Exploits and Adventures of Brigadier Gerard

by Arthur Conan Doyle, 18 stories written sometime before 1930 when Sir Arthur Conan Doyle died

Appealing, warm-hearted book by the author of Sherlock Holmes. The main character is Etienne Gerard of Napoleon’s army from 1807 to 1821. He loves his Emperor and will do anything for him. There are 18 adventurous tales. They involve secret missions, romances, daring escapes, journeys and battles. He is small but handsome, cocky, proud, loyal, not too bright, but an excellent horseman and swordsman. The adventures take you all over Europe during the Napoleonic Wars. This book was a book-a-day recommendation. Here is what they said:

From the Creator of Sherlock Homes

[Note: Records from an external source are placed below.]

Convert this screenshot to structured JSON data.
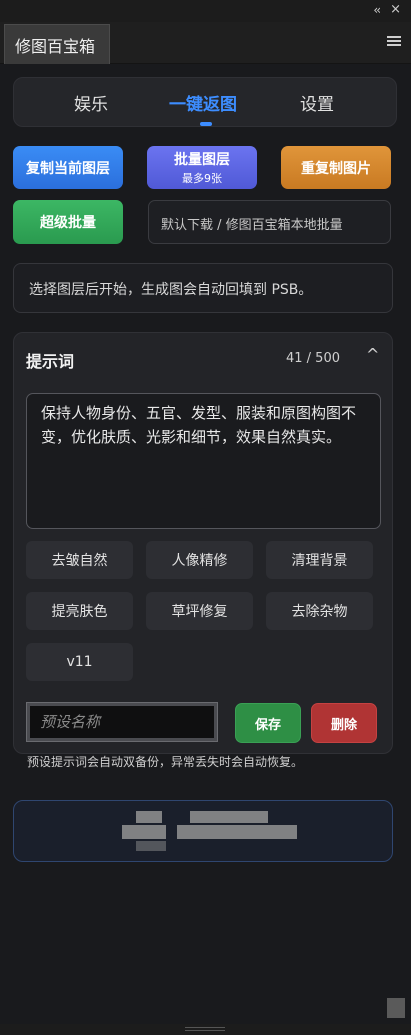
{
  "window": {
    "collapse_icon": "double-chevron-left-icon",
    "close_icon": "close-icon",
    "tab_title": "修图百宝箱",
    "menu_icon": "hamburger-menu-icon"
  },
  "nav": {
    "tabs": [
      {
        "label": "娱乐"
      },
      {
        "label": "一键返图"
      },
      {
        "label": "设置"
      }
    ],
    "active_color": "#3d8dff"
  },
  "actions": {
    "copy_layer": "复制当前图层",
    "batch_layer": "批量图层",
    "batch_limit": "最多9张",
    "recopy_image": "重复制图片",
    "super_batch": "超级批量",
    "download_path": "默认下载 / 修图百宝箱本地批量"
  },
  "hint": "选择图层后开始，生成图会自动回填到 PSB。",
  "prompt": {
    "title": "提示词",
    "count": "41 / 500",
    "text": "保持人物身份、五官、发型、服装和原图构图不变，优化肤质、光影和细节，效果自然真实。",
    "chips": [
      "去皱自然",
      "人像精修",
      "清理背景",
      "提亮肤色",
      "草坪修复",
      "去除杂物",
      "v11"
    ],
    "preset_placeholder": "预设名称",
    "save": "保存",
    "delete": "删除",
    "note": "预设提示词会自动双备份，异常丢失时会自动恢复。"
  },
  "colors": {
    "blue": "#2b6fdc",
    "purple": "#5059d6",
    "orange": "#c97a22",
    "green": "#2a9a4f",
    "save": "#2e8f45",
    "delete": "#b03434"
  }
}
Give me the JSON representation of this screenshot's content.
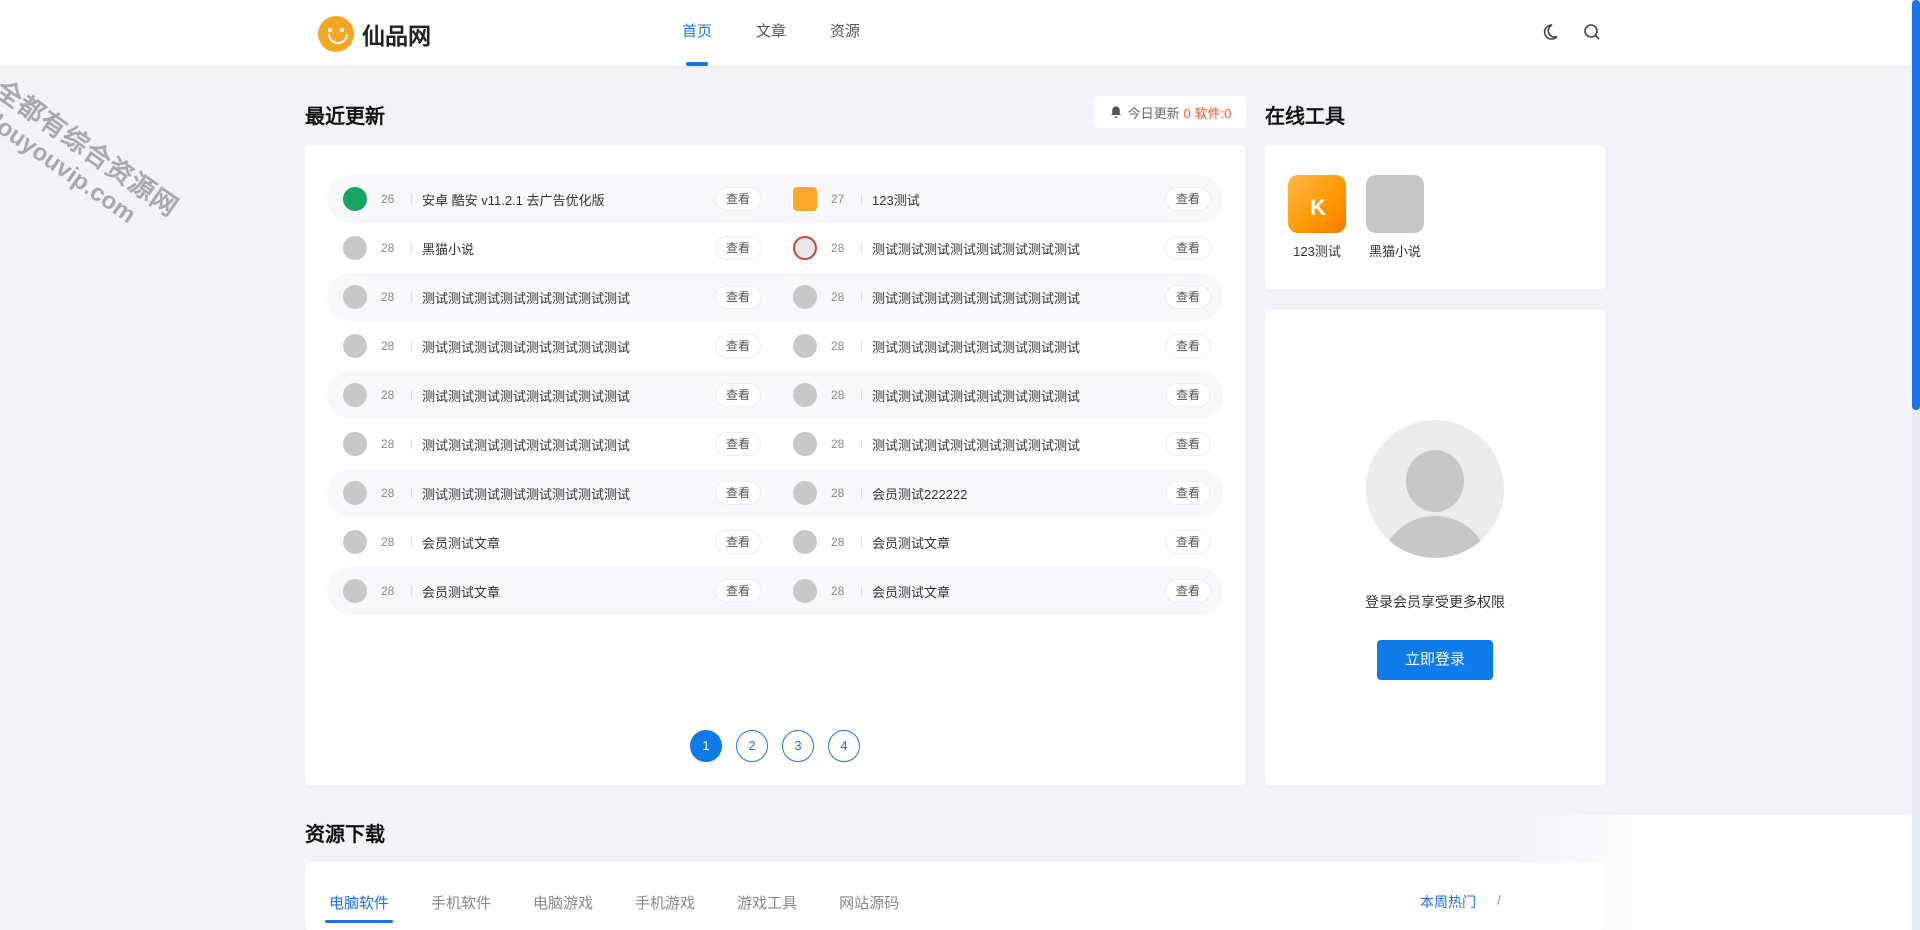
{
  "site": {
    "logo_text": "仙品网"
  },
  "nav": {
    "items": [
      "首页",
      "文章",
      "资源"
    ]
  },
  "watermark": {
    "line1": "全都有综合资源网",
    "line2": "douyouvip.com"
  },
  "latest": {
    "title": "最近更新",
    "today_label": "今日更新",
    "today_count": "0 软件:0",
    "view_label": "查看",
    "items": [
      {
        "count": "26",
        "title": "安卓 酷安 v11.2.1 去广告优化版"
      },
      {
        "count": "27",
        "title": "123测试"
      },
      {
        "count": "28",
        "title": "黑猫小说"
      },
      {
        "count": "28",
        "title": "测试测试测试测试测试测试测试测试"
      },
      {
        "count": "28",
        "title": "测试测试测试测试测试测试测试测试"
      },
      {
        "count": "28",
        "title": "测试测试测试测试测试测试测试测试"
      },
      {
        "count": "28",
        "title": "测试测试测试测试测试测试测试测试"
      },
      {
        "count": "28",
        "title": "测试测试测试测试测试测试测试测试"
      },
      {
        "count": "28",
        "title": "测试测试测试测试测试测试测试测试"
      },
      {
        "count": "28",
        "title": "测试测试测试测试测试测试测试测试"
      },
      {
        "count": "28",
        "title": "测试测试测试测试测试测试测试测试"
      },
      {
        "count": "28",
        "title": "测试测试测试测试测试测试测试测试"
      },
      {
        "count": "28",
        "title": "测试测试测试测试测试测试测试测试"
      },
      {
        "count": "28",
        "title": "会员测试222222"
      },
      {
        "count": "28",
        "title": "会员测试文章"
      },
      {
        "count": "28",
        "title": "会员测试文章"
      },
      {
        "count": "28",
        "title": "会员测试文章"
      },
      {
        "count": "28",
        "title": "会员测试文章"
      }
    ],
    "pages": [
      "1",
      "2",
      "3",
      "4"
    ]
  },
  "tools": {
    "title": "在线工具",
    "items": [
      {
        "label": "123测试",
        "icon": "kugou-icon"
      },
      {
        "label": "黑猫小说",
        "icon": "placeholder-icon"
      }
    ]
  },
  "login": {
    "tip": "登录会员享受更多权限",
    "button": "立即登录"
  },
  "resources": {
    "title": "资源下载",
    "tabs": [
      "电脑软件",
      "手机软件",
      "电脑游戏",
      "手机游戏",
      "游戏工具",
      "网站源码"
    ],
    "hot_label": "本周热门",
    "hot_sep": "/"
  },
  "colors": {
    "accent": "#1a73e8",
    "button": "#0d7bea",
    "highlight": "#ff5722"
  }
}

After he’d killed off Sherlock Holmes at Reichenbach Falls, Arthur Conan Doyle turned to what he considered his true metier: historical fiction. The most enchanting of his efforts in this genre, and certainly the funniest, are the stories collected in The Exploits and Adventures of Brigadier Gerard. An officer in Napoleon’s army, Etienne Gerard is a fearless defender of the emperor’s honor, a master horseman, and a master swordsman–not to mention an expert cardplayer, indefatigable lover, and accomplished spy. Most important of all, he is a peerless teller of tall tales. These 19 stories display a side of Conan Doyle that few know: a side that anyone who enjoys the Sherlock Holmes stories–or who simply relishes a good yarn–would be wise to uncover.

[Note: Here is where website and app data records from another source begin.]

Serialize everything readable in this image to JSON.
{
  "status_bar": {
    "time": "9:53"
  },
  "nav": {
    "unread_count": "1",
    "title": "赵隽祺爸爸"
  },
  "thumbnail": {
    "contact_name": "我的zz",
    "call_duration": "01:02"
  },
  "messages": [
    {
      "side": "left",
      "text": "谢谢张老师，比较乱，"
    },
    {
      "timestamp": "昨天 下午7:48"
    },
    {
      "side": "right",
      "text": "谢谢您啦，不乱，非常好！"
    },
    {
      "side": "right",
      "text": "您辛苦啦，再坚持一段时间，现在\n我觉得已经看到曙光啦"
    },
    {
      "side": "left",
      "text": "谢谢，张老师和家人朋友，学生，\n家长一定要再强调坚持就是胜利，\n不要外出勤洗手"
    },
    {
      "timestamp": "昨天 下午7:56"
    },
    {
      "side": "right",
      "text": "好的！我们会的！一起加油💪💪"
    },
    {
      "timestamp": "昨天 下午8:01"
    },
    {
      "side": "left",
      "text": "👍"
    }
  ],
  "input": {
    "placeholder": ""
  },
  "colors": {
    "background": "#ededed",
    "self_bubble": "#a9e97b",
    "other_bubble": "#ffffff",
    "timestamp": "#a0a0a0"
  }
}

All the writing is superb but jere are two quotes I marked from this long book:

“A French gentleman fights but he does not hate.”

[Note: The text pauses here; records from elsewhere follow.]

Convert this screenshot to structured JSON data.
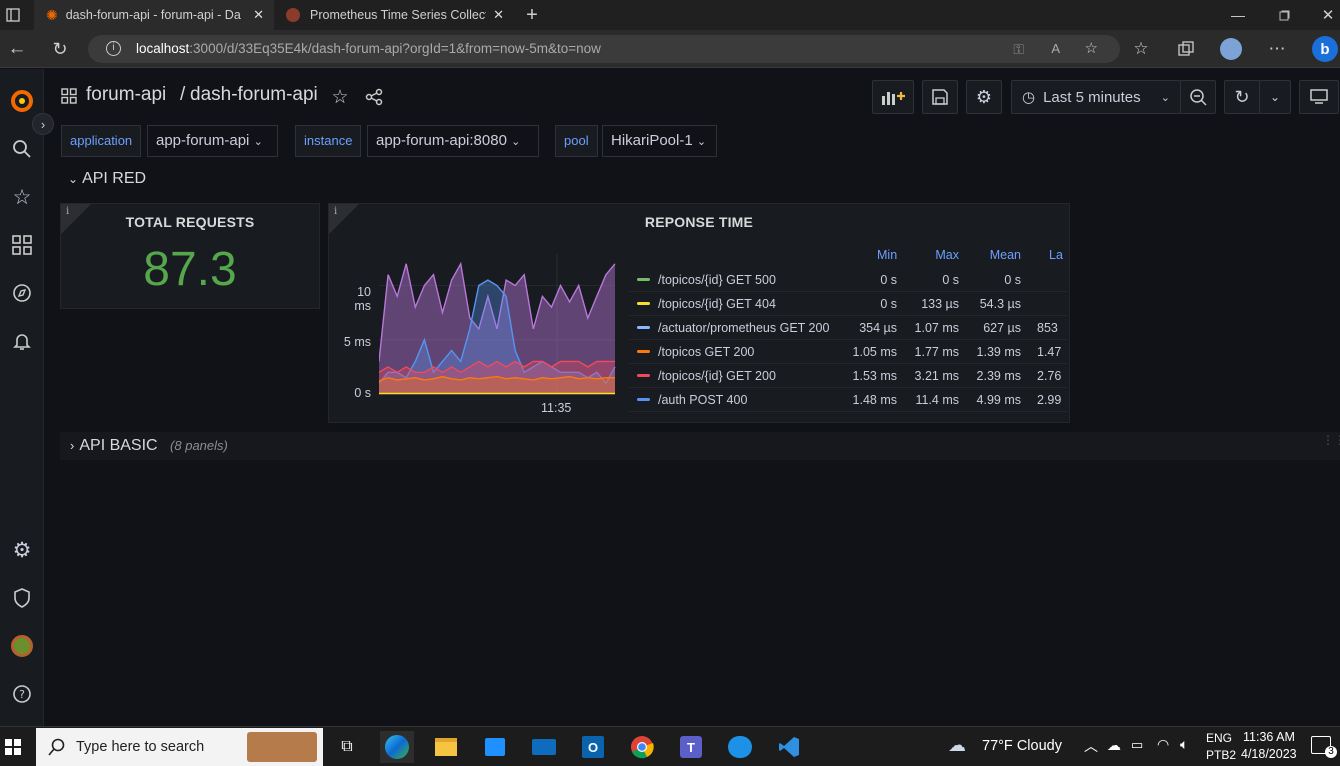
{
  "browser": {
    "tabs": [
      {
        "title": "dash-forum-api - forum-api - Da",
        "active": true
      },
      {
        "title": "Prometheus Time Series Collectio",
        "active": false
      }
    ],
    "url_host": "localhost",
    "url_rest": ":3000/d/33Eq35E4k/dash-forum-api?orgId=1&from=now-5m&to=now"
  },
  "dashboard": {
    "folder": "forum-api",
    "separator": "/",
    "name": "dash-forum-api",
    "time_range": "Last 5 minutes"
  },
  "variables": [
    {
      "label": "application",
      "value": "app-forum-api"
    },
    {
      "label": "instance",
      "value": "app-forum-api:8080"
    },
    {
      "label": "pool",
      "value": "HikariPool-1"
    }
  ],
  "rows": {
    "api_red": {
      "title": "API RED"
    },
    "api_basic": {
      "title": "API BASIC",
      "note": "(8 panels)"
    }
  },
  "panels": {
    "total_requests": {
      "title": "TOTAL REQUESTS",
      "value": "87.3",
      "color": "#56a64b"
    },
    "response_time": {
      "title": "REPONSE TIME",
      "y_ticks": [
        "10 ms",
        "5 ms",
        "0 s"
      ],
      "x_tick": "11:35",
      "legend_headers": [
        "Min",
        "Max",
        "Mean",
        "La"
      ],
      "legend": [
        {
          "name": "/topicos/{id} GET 500",
          "color": "#73bf69",
          "min": "0 s",
          "max": "0 s",
          "mean": "0 s",
          "last": ""
        },
        {
          "name": "/topicos/{id} GET 404",
          "color": "#fade2a",
          "min": "0 s",
          "max": "133 µs",
          "mean": "54.3 µs",
          "last": ""
        },
        {
          "name": "/actuator/prometheus GET 200",
          "color": "#8ab8ff",
          "min": "354 µs",
          "max": "1.07 ms",
          "mean": "627 µs",
          "last": "853"
        },
        {
          "name": "/topicos GET 200",
          "color": "#ff780a",
          "min": "1.05 ms",
          "max": "1.77 ms",
          "mean": "1.39 ms",
          "last": "1.47"
        },
        {
          "name": "/topicos/{id} GET 200",
          "color": "#f2495c",
          "min": "1.53 ms",
          "max": "3.21 ms",
          "mean": "2.39 ms",
          "last": "2.76"
        },
        {
          "name": "/auth POST 400",
          "color": "#5794f2",
          "min": "1.48 ms",
          "max": "11.4 ms",
          "mean": "4.99 ms",
          "last": "2.99"
        }
      ]
    }
  },
  "chart_data": {
    "type": "area",
    "x_tick_labels": [
      "11:35"
    ],
    "ylim": [
      0,
      12
    ],
    "y_unit": "ms",
    "series": [
      {
        "name": "/auth POST 400",
        "color": "#b877d9",
        "values": [
          3,
          11,
          9,
          12,
          8,
          10,
          11,
          7.5,
          10.5,
          12,
          7,
          6,
          9,
          6,
          10.5,
          10,
          11,
          6,
          9,
          8,
          10,
          8.5,
          10,
          7,
          9,
          11,
          12
        ]
      },
      {
        "name": "/actuator/prometheus GET 200",
        "color": "#5794f2",
        "values": [
          1,
          2,
          2,
          1.5,
          3,
          5,
          2,
          3,
          4,
          3,
          6,
          10,
          10.5,
          10,
          9,
          4,
          2,
          2.5,
          3,
          2.5,
          2,
          2,
          2,
          1.5,
          2,
          1,
          2.5
        ]
      },
      {
        "name": "/topicos/{id} GET 200",
        "color": "#f2495c",
        "values": [
          2,
          2.5,
          2,
          2.5,
          2,
          2,
          2.5,
          2,
          2.5,
          2,
          2.5,
          3,
          2.5,
          3,
          2.5,
          3,
          2.5,
          3,
          3,
          2.5,
          3,
          3,
          3,
          2.5,
          3,
          3,
          3
        ]
      },
      {
        "name": "/topicos GET 200",
        "color": "#ff780a",
        "values": [
          1.2,
          1.5,
          1.3,
          1.4,
          1.5,
          1.3,
          1.4,
          1.6,
          1.4,
          1.3,
          1.5,
          1.4,
          1.5,
          1.6,
          1.4,
          1.5,
          1.4,
          1.3,
          1.5,
          1.4,
          1.5,
          1.6,
          1.4,
          1.5,
          1.4,
          1.5,
          1.5
        ]
      }
    ]
  },
  "taskbar": {
    "search_placeholder": "Type here to search",
    "weather": "77°F  Cloudy",
    "lang1": "ENG",
    "lang2": "PTB2",
    "time": "11:36 AM",
    "date": "4/18/2023",
    "notifications": "3"
  }
}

“For my own part it seemed to me that with so just a cause we should have done best to ride boldly up to his door and summon him to surrender the lady. But there I was wrong. For the one thing which every Englishman fears is the law. He makes it himself, and when he has once made it it becomes a terrible tyrant before whom the bravest quails. He will smile at breaking his neck, but he will turn pale at breaking the law.”

One of his exploits is to scout enemy territory on horseback. While doing so, the enemy (the English) are about to engage in a fox hunt. He is drawn into the chase like a magnet and ends up in the lead and kills the fox with his sword. He thinks the English are cheering him on from the distance and never realizes that he has committed an almost unforgivable sin. I guess the hounds are the ones who get to kill the fox.

Arthur Conan Doyle is an incredible writer! He sets the stage for each story, and his dialogue and characters are so well-written, you feel like you are there. The settings are beautiful, and the characters are warm-hearted and endearing. This is not one of my favorites, however, because there is a lot of the humor that I miss since it involves the 1800’s and French and European history, and it is very long – 18 stories – so it got tiring after awhile. But, still, an enjoyable book!